%%

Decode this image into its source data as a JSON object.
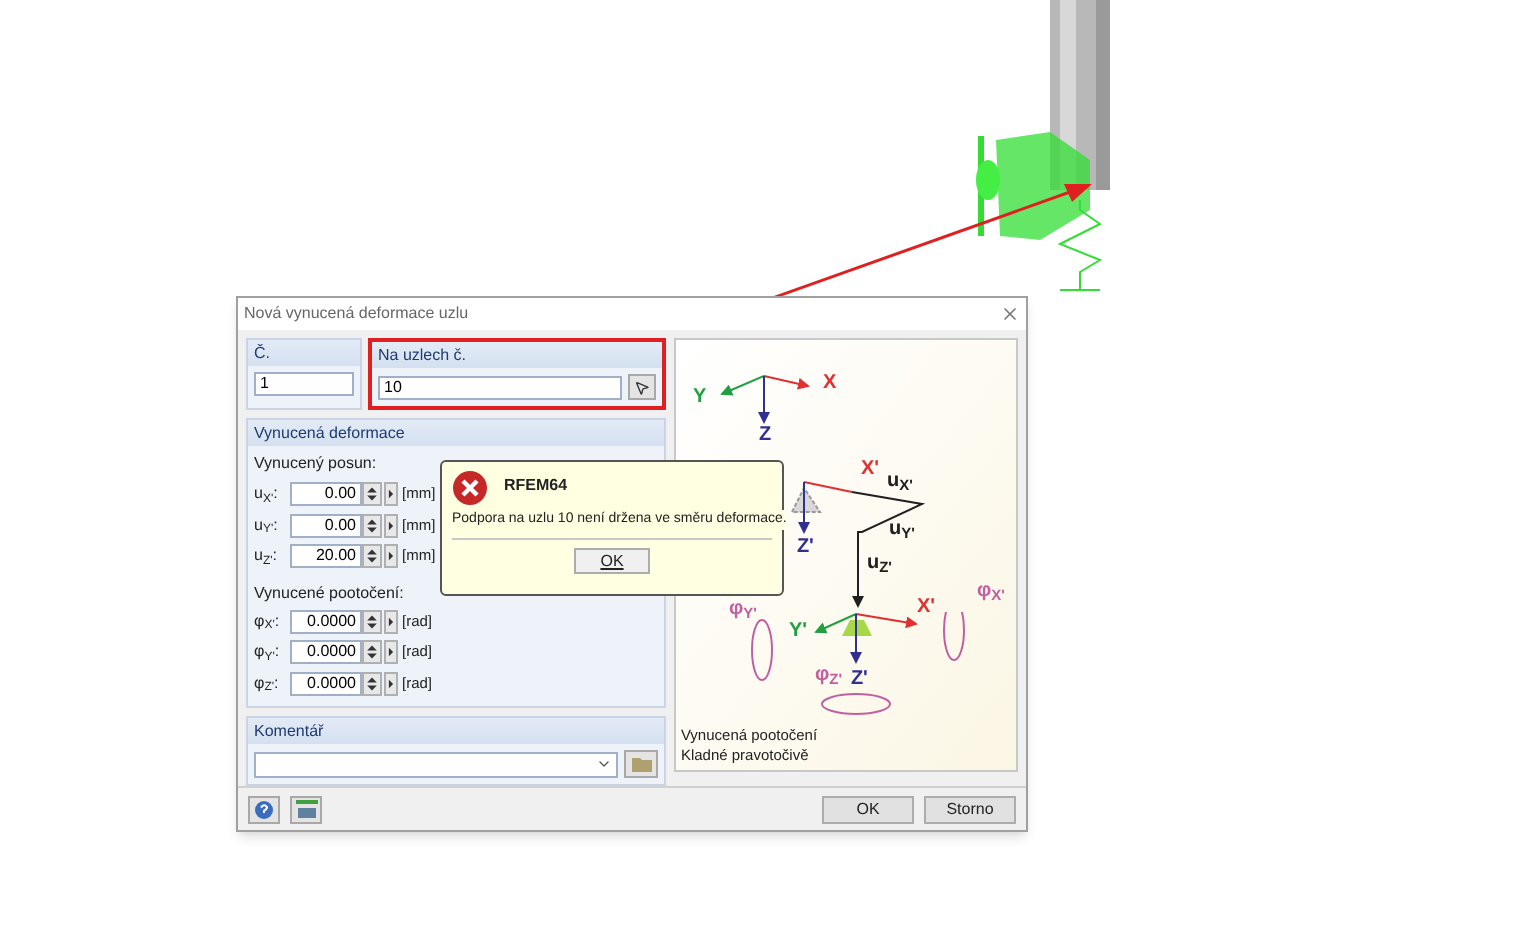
{
  "dialog": {
    "title": "Nová vynucená deformace uzlu"
  },
  "number_group": {
    "label": "Č.",
    "value": "1"
  },
  "nodes_group": {
    "label": "Na uzlech č.",
    "value": "10"
  },
  "deformation_group": {
    "label": "Vynucená deformace",
    "displacement_label": "Vynucený posun:",
    "displacements": [
      {
        "label": "u$_{X'}$:",
        "value": "0.00",
        "unit": "[mm]"
      },
      {
        "label": "u$_{Y'}$:",
        "value": "0.00",
        "unit": "[mm]"
      },
      {
        "label": "u$_{Z'}$:",
        "value": "20.00",
        "unit": "[mm]"
      }
    ],
    "rotation_label": "Vynucené pootočení:",
    "rotations": [
      {
        "label": "φ$_{X'}$:",
        "value": "0.0000",
        "unit": "[rad]"
      },
      {
        "label": "φ$_{Y'}$:",
        "value": "0.0000",
        "unit": "[rad]"
      },
      {
        "label": "φ$_{Z'}$:",
        "value": "0.0000",
        "unit": "[rad]"
      }
    ]
  },
  "comment_group": {
    "label": "Komentář"
  },
  "diagram": {
    "labels": [
      {
        "text": "X",
        "color": "#e03030"
      },
      {
        "text": "Y",
        "color": "#20a040"
      },
      {
        "text": "Z",
        "color": "#303090"
      },
      {
        "text": "X'",
        "color": "#e03030"
      },
      {
        "text": "u$_{X'}$",
        "color": "#202020"
      },
      {
        "text": "u$_{Y'}$",
        "color": "#202020"
      },
      {
        "text": "u$_{Z'}$",
        "color": "#202020"
      },
      {
        "text": "Z'",
        "color": "#303090"
      },
      {
        "text": "X'",
        "color": "#e03030"
      },
      {
        "text": "Y'",
        "color": "#20a040"
      },
      {
        "text": "Z'",
        "color": "#303090"
      },
      {
        "text": "φ$_{Y'}$",
        "color": "#c060a0"
      },
      {
        "text": "φ$_{X'}$",
        "color": "#c060a0"
      },
      {
        "text": "φ$_{Z'}$",
        "color": "#c060a0"
      }
    ],
    "caption": [
      "Vynucená pootočení",
      "Kladné pravotočivě"
    ]
  },
  "buttons": [
    "OK",
    "Storno"
  ],
  "error_popup": {
    "title": "RFEM64",
    "message": "Podpora na uzlu 10 není držena ve směru deformace.",
    "button": "OK"
  }
}
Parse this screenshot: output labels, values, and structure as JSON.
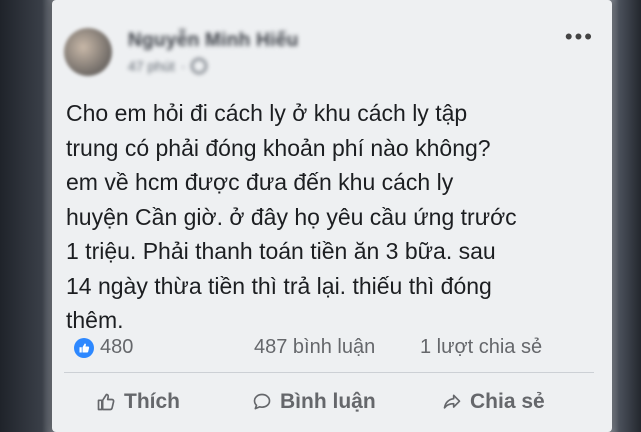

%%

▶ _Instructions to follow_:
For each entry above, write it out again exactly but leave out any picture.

▶ _Task answer_:
Decode this image into its source data as a JSON object.
{
  "dialog": {
    "title": "Nová vynucená deformace uzlu"
  },
  "number_group": {
    "label": "Č.",
    "value": "1"
  },
  "nodes_group": {
    "label": "Na uzlech č.",
    "value": "10"
  },
  "deformation_group": {
    "label": "Vynucená deformace",
    "displacement_label": "Vynucený posun:",
    "displacements": [
      {
        "label": "u$_{X'}$:",
        "value": "0.00",
        "unit": "[mm]"
      },
      {
        "label": "u$_{Y'}$:",
        "value": "0.00",
        "unit": "[mm]"
      },
      {
        "label": "u$_{Z'}$:",
        "value": "20.00",
        "unit": "[mm]"
      }
    ],
    "rotation_label": "Vynucené pootočení:",
    "rotations": [
      {
        "label": "φ$_{X'}$:",
        "value": "0.0000",
        "unit": "[rad]"
      },
      {
        "label": "φ$_{Y'}$:",
        "value": "0.0000",
        "unit": "[rad]"
      },
      {
        "label": "φ$_{Z'}$:",
        "value": "0.0000",
        "unit": "[rad]"
      }
    ]
  },
  "comment_group": {
    "label": "Komentář"
  },
  "diagram": {
    "labels": [
      {
        "text": "X",
        "color": "#e03030"
      },
      {
        "text": "Y",
        "color": "#20a040"
      },
      {
        "text": "Z",
        "color": "#303090"
      },
      {
        "text": "X'",
        "color": "#e03030"
      },
      {
        "text": "u$_{X'}$",
        "color": "#202020"
      },
      {
        "text": "u$_{Y'}$",
        "color": "#202020"
      },
      {
        "text": "u$_{Z'}$",
        "color": "#202020"
      },
      {
        "text": "Z'",
        "color": "#303090"
      },
      {
        "text": "X'",
        "color": "#e03030"
      },
      {
        "text": "Y'",
        "color": "#20a040"
      },
      {
        "text": "Z'",
        "color": "#303090"
      },
      {
        "text": "φ$_{Y'}$",
        "color": "#c060a0"
      },
      {
        "text": "φ$_{X'}$",
        "color": "#c060a0"
      },
      {
        "text": "φ$_{Z'}$",
        "color": "#c060a0"
      }
    ],
    "caption": [
      "Vynucená pootočení",
      "Kladné pravotočivě"
    ]
  },
  "buttons": [
    "OK",
    "Storno"
  ],
  "error_popup": {
    "title": "RFEM64",
    "message": "Podpora na uzlu 10 není držena ve směru deformace.",
    "button": "OK"
  }
}
Parse this screenshot: output labels, values, and structure as JSON.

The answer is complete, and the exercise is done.